[Opening Data listing section]
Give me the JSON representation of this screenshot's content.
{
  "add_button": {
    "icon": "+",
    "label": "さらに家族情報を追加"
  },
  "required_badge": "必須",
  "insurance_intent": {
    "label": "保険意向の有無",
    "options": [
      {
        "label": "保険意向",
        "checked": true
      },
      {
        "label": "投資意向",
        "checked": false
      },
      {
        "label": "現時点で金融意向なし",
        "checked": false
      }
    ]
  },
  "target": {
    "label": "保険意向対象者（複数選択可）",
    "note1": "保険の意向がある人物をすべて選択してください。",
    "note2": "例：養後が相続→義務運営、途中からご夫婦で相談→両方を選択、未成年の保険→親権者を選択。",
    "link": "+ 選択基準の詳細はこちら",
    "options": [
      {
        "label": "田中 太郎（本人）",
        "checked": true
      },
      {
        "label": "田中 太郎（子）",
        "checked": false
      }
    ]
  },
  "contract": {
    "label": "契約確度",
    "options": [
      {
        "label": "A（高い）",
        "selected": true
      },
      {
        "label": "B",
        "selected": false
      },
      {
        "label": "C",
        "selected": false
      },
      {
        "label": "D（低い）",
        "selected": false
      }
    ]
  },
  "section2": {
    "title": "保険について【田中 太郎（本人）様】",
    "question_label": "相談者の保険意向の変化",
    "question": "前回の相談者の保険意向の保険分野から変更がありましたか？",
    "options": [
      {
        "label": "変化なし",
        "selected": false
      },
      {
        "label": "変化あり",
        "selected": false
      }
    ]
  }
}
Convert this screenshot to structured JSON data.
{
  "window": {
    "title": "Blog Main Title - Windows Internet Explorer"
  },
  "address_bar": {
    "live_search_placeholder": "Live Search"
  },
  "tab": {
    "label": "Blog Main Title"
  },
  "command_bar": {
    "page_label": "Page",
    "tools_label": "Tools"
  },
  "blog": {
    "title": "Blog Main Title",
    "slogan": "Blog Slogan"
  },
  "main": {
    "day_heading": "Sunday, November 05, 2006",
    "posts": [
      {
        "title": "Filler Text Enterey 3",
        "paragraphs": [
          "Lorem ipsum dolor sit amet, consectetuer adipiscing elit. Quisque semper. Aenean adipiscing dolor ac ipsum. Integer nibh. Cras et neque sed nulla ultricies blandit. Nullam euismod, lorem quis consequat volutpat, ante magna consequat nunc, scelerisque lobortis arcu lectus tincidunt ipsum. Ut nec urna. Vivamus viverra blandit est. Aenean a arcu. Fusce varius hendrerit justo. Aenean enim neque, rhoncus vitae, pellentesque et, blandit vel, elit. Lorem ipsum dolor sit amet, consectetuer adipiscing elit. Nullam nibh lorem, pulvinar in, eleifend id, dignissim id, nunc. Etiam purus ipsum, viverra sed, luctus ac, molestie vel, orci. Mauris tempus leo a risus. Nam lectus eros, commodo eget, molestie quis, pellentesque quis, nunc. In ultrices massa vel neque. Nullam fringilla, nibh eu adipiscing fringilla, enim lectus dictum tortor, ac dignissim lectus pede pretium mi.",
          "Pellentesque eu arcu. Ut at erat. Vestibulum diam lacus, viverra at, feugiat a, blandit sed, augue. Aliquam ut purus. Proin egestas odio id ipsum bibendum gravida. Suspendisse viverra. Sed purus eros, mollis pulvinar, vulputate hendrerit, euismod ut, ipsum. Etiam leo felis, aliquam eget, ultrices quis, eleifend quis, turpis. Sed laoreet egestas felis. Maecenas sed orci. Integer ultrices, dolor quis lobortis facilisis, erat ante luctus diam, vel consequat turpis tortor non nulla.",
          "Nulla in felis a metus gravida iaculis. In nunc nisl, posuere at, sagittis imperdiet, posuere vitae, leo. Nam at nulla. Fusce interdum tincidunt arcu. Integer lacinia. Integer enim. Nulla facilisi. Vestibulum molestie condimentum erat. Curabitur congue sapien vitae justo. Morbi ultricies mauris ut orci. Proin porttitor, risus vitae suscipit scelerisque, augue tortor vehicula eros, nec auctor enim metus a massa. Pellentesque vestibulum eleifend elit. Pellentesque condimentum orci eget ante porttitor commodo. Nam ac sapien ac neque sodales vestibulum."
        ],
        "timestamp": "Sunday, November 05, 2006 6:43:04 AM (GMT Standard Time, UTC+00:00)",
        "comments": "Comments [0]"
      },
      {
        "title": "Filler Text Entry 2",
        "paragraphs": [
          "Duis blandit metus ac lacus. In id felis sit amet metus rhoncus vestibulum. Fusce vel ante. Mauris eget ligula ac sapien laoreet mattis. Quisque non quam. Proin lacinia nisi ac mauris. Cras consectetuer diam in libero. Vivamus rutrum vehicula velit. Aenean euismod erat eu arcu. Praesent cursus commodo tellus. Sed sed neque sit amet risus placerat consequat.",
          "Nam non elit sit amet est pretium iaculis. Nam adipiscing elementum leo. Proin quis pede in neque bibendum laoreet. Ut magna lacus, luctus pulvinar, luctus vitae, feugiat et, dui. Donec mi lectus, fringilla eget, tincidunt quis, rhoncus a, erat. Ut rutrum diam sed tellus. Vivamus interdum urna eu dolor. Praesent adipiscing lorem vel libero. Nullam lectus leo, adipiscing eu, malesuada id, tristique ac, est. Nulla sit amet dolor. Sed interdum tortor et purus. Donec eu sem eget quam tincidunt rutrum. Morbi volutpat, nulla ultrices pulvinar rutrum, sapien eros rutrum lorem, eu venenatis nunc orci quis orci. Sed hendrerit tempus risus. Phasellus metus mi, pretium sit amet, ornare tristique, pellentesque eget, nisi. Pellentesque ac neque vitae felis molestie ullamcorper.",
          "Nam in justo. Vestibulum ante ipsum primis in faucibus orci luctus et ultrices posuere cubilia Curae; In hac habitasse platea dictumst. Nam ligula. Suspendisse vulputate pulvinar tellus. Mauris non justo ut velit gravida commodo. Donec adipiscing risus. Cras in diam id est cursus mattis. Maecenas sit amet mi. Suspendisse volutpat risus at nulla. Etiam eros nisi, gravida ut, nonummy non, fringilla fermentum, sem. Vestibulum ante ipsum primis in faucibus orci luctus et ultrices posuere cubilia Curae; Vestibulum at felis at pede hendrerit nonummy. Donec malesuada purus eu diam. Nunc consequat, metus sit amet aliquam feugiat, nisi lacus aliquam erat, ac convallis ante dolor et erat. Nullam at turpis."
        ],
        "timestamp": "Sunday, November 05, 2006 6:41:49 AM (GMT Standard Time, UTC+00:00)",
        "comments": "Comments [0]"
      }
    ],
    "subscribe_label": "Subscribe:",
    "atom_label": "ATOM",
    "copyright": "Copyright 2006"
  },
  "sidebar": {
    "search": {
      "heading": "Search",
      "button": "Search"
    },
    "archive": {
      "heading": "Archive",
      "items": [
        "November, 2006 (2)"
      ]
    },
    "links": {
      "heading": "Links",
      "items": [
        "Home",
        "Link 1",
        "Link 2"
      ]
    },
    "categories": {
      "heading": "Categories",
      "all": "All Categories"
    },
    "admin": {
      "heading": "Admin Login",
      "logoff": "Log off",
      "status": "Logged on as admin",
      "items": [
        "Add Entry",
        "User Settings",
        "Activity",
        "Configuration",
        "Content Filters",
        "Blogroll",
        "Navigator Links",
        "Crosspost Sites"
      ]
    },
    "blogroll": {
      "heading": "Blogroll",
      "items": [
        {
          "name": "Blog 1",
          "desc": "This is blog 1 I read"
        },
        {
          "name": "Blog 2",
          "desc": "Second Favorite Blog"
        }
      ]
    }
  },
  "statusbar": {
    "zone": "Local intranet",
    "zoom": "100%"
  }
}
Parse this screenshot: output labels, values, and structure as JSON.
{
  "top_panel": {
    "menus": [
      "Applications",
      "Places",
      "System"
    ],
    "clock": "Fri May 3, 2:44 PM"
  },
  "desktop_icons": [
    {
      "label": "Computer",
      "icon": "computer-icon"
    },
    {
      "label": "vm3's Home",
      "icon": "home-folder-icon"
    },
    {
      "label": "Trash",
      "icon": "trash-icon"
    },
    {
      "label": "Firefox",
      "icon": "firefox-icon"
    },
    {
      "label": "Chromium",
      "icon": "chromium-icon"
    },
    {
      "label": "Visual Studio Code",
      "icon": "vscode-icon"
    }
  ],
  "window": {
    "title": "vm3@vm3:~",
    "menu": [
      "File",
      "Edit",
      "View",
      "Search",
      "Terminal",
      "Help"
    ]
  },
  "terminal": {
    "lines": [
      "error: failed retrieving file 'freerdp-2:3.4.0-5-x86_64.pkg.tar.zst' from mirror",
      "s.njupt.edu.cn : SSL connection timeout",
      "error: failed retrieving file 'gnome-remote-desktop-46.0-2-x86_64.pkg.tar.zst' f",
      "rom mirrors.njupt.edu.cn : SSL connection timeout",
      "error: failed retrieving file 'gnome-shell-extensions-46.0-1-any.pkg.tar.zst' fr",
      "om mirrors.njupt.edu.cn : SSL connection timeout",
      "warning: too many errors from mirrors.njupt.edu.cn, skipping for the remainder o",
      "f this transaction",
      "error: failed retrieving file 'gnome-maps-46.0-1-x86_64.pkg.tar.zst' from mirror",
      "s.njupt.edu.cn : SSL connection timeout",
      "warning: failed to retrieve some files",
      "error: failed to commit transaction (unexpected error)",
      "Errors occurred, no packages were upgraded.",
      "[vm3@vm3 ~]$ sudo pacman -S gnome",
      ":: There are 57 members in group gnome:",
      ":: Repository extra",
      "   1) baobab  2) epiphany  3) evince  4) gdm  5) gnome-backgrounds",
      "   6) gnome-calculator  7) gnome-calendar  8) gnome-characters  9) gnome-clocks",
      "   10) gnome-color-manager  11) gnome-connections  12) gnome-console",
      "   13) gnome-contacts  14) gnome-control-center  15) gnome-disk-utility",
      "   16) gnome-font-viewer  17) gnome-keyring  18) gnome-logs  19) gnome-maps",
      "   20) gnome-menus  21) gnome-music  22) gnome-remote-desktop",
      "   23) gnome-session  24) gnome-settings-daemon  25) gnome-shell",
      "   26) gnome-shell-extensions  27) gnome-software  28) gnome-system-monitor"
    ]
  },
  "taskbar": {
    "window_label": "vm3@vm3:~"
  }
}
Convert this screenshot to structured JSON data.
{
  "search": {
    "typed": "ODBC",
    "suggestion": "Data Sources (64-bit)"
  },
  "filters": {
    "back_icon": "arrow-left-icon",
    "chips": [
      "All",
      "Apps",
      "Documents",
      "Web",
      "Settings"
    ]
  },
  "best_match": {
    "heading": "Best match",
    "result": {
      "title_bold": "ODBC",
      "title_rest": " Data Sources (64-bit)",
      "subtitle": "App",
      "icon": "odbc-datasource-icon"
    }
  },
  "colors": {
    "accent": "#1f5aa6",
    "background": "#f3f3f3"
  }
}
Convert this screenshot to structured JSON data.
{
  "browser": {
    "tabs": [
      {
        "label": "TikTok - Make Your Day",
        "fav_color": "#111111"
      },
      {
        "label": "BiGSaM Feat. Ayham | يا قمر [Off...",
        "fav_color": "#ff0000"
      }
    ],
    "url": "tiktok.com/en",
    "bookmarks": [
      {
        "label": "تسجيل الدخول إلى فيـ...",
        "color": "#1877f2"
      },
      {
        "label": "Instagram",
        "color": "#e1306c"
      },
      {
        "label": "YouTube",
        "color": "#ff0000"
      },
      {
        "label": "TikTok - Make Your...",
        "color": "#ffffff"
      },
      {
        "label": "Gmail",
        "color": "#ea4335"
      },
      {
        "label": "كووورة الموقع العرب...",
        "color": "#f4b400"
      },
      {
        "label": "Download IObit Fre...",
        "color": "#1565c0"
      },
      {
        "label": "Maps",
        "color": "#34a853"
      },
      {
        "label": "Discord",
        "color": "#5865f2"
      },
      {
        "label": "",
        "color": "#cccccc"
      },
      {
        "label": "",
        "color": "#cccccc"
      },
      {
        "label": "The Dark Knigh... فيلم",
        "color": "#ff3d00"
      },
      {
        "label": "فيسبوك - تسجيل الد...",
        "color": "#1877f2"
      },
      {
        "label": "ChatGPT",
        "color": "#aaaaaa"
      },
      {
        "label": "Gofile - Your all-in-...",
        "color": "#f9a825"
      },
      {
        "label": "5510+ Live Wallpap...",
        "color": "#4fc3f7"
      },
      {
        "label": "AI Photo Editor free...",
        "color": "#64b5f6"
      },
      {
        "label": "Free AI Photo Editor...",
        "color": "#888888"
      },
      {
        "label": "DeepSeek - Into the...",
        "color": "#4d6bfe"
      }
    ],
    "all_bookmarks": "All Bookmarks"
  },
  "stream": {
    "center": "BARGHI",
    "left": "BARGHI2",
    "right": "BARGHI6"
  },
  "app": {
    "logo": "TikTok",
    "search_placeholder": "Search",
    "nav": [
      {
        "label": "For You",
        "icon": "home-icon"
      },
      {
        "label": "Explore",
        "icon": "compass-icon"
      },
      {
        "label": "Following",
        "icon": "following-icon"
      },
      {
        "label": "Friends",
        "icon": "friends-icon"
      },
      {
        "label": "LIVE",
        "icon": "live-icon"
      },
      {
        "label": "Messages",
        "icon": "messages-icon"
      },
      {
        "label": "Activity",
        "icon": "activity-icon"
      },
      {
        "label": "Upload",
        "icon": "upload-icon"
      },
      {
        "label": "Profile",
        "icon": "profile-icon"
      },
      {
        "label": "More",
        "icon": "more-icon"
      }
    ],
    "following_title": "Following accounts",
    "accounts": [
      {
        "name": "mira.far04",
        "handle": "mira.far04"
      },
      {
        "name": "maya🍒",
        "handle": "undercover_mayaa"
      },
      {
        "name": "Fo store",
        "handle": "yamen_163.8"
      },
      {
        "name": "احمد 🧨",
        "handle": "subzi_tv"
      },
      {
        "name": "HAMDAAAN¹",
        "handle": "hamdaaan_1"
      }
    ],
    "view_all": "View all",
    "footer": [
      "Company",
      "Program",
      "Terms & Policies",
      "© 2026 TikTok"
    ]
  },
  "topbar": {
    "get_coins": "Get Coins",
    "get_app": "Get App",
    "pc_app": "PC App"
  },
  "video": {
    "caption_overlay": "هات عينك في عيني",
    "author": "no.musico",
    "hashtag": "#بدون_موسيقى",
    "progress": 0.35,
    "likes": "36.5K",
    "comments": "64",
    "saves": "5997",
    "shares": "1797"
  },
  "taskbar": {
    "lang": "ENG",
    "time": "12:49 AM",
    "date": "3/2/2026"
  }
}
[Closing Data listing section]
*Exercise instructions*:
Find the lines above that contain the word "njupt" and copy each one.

*Response to this task*:
      "s.njupt.edu.cn : SSL connection timeout",
      "rom mirrors.njupt.edu.cn : SSL connection timeout",
      "om mirrors.njupt.edu.cn : SSL connection timeout",
      "warning: too many errors from mirrors.njupt.edu.cn, skipping for the remainder o",
      "s.njupt.edu.cn : SSL connection timeout",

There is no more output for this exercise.